We recently wrote about how major toy manufacturer Lego has decided to remove gender biases from its toy lines after realizing that gender stereotypes in toy-making are still contributing to the damaging and asymmetrical training opportunities that children get while they play.
Now, California is joining the effort to recognize and restructure gender biases in toys by becoming the first US state to require large retailers to offer toys and childcare items in a gender-neutral section.
The new law, which California’s state legislature passed last month, and which was signed by Governor Gavin Newsom earlier this month, does not prohibit shops from having “boys’” and “girls’” sections but requires them to have a separate section that is dedicated to gender-neutral toys. The gender-neutral section has to display “a reasonable selection” of toys and childcare items, such as products that are designed to aid sleep, relaxation, feeding, teething, or sucking, regardless of how they’ve been marketed. Clothing will not be affected.
If companies are found violating the law, they will be fined $250 for their first infraction and $500 for any more breaches.
The inspiration behind the new law was one of Democrat Assemblyman Evan Low’s staff member’s eight-year-old daughter, who wanted to know why she had to go to the boys’ section to find a particular toy. Low, who is one of the law’s co-authors, said in a statement that “the segregation of toys by a social construct of what is appropriate for which gender is the antithesis of modern thinking.”
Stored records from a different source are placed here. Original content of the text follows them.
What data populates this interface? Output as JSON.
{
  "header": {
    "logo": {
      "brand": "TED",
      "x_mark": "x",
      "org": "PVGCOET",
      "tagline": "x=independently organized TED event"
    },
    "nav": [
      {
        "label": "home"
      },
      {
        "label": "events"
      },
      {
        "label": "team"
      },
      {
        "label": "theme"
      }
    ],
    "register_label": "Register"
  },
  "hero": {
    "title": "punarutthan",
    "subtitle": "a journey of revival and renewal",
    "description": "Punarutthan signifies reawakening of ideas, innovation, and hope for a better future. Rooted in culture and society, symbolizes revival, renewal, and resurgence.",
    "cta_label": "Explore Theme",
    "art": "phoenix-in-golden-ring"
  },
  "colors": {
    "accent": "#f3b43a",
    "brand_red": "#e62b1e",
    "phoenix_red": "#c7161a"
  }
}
According to Low, the categorizing of toys by gender has “led to the proliferation of science, technology, engineering, and mathematics-geared toys” in boys’ sections, while girls were guided towards toys that encouraged “caring for a baby, fashion, and domestic life.”